5th August 2020.
WA’s post-lockdown economic confidence has been further buoyed by the sales launch of another South Perth skyscraper — 28 Lyall.
The 37-level tower will include 98 apartments and is set to go in direct competition with the recently launched Civic Heart complex by developer Finbar, which will have 309 apartments.
But the combined 407 apartments from the two complexes are only the start of the new units set for South Perth, with a raft of developments approvals likely to keep construction going for years to come.
Edge Living’s Lumiere apartment block in South Perth will include about 95 apartments. Executive director Gavin Hawkins said he was confident of moving to the sales launch later this year, and commencing construction next year.
Developer Dragon Century has approval for 118 apartments in a 28- storey tower on Lyall Street and Melville Parade, though it is uncertain whether it will undertake the project itself or sell it to another party.

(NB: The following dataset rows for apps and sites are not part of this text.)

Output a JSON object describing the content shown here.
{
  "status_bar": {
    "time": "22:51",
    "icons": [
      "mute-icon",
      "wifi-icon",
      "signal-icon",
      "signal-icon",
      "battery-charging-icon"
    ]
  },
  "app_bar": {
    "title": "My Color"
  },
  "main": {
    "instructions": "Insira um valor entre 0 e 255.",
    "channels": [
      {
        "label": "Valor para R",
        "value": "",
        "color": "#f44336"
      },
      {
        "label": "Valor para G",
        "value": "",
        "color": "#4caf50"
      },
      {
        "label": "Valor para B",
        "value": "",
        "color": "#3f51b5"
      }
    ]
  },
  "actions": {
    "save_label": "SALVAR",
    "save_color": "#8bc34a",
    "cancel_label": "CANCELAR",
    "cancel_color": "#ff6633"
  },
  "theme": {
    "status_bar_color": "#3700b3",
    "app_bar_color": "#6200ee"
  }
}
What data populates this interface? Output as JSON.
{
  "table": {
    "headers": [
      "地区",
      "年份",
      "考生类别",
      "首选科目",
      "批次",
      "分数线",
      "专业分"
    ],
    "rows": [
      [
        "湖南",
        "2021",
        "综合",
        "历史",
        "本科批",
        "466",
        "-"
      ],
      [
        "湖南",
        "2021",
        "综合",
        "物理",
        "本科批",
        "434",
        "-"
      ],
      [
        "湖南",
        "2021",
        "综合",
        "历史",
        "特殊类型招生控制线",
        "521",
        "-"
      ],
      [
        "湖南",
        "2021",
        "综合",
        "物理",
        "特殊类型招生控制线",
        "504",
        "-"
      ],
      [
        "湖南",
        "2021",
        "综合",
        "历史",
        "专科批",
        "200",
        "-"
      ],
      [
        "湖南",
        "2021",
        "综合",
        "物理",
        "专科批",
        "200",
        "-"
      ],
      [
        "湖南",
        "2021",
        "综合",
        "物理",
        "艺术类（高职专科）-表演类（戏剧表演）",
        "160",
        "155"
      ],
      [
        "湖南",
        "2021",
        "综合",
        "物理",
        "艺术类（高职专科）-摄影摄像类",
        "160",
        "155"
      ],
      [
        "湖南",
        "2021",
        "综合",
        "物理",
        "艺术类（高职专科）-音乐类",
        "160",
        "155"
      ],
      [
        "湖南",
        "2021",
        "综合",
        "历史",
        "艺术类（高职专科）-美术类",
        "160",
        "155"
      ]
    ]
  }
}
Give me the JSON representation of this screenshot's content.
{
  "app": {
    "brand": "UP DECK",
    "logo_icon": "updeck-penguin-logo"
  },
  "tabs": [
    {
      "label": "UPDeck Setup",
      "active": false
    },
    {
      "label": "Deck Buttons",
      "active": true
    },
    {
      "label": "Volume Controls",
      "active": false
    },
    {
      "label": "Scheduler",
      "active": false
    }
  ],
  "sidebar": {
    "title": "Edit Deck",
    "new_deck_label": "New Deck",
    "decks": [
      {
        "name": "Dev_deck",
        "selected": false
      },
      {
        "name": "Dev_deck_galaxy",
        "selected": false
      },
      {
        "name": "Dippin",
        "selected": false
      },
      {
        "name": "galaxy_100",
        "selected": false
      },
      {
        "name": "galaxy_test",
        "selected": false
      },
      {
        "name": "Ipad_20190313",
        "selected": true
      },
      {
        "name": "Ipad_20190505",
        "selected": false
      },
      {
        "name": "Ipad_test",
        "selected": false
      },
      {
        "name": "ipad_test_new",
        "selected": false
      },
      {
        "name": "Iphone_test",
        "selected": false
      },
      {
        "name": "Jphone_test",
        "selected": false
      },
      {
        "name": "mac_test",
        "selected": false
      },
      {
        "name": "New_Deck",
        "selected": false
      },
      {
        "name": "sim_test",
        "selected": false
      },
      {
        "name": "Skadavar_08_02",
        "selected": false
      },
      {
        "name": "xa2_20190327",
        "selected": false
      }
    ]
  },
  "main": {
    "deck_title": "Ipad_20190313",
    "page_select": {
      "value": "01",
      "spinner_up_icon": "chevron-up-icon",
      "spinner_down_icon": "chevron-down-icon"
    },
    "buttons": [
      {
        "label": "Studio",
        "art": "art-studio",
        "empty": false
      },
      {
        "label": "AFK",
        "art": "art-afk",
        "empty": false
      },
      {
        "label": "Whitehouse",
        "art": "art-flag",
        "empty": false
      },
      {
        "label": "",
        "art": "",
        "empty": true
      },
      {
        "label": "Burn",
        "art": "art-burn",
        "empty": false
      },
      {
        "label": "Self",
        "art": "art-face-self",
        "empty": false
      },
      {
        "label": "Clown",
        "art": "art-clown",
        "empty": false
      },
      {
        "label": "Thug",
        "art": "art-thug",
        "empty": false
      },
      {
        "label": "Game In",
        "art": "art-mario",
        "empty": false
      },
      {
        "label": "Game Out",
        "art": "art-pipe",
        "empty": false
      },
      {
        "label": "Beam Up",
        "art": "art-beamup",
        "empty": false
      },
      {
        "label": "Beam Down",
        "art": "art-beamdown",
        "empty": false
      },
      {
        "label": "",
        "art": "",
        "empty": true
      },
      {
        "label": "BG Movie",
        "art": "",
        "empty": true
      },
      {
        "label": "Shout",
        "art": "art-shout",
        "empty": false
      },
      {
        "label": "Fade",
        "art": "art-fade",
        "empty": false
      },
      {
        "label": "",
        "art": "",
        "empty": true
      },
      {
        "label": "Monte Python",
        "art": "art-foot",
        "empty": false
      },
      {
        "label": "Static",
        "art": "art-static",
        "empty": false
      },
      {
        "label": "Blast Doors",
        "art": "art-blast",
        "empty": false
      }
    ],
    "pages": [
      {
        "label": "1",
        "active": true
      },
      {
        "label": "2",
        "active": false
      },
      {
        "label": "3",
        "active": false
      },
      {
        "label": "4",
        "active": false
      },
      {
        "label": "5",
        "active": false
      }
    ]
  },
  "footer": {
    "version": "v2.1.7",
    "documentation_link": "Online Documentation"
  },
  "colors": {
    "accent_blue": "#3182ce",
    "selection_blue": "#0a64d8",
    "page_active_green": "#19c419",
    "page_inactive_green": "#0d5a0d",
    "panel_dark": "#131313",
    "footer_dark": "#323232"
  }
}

The upmarket development at 8 Parker Street, which has 25 apartments, has all but sold out.
Another proposed tower, known as Sky Residences, is approved for more than 100 units, taking the total number of upcoming apartments in South Perth to about 750.
These upcoming projects add to Aurelia, Pinnacles and Reva, which have already delivered more than 250 apartments in the precinct in recent years.
Director of consulting group Urbis, David Cresp, said 1000 apartments were likely to find owners because there was a lot of pent-up demand for apartments in South Perth.
He said there were fears during the pandemic lockdown that people would turn their backs on apartments, but it had not proved true.
“The general view is that in a difficult period, the apartment market has held up well,” he said. “It’s not an easy market, but it’s not easy for most sectors.”
Sirona’s Lyall Street complex was designed by Sydney-based architect Philip Vivian, a Perth native and director of the renowned Australian architecture firm Bates Smart.
It includes inset balconies on the north side of the tower, with windows opening from an indoor courtyard, which avoids overheating and wind.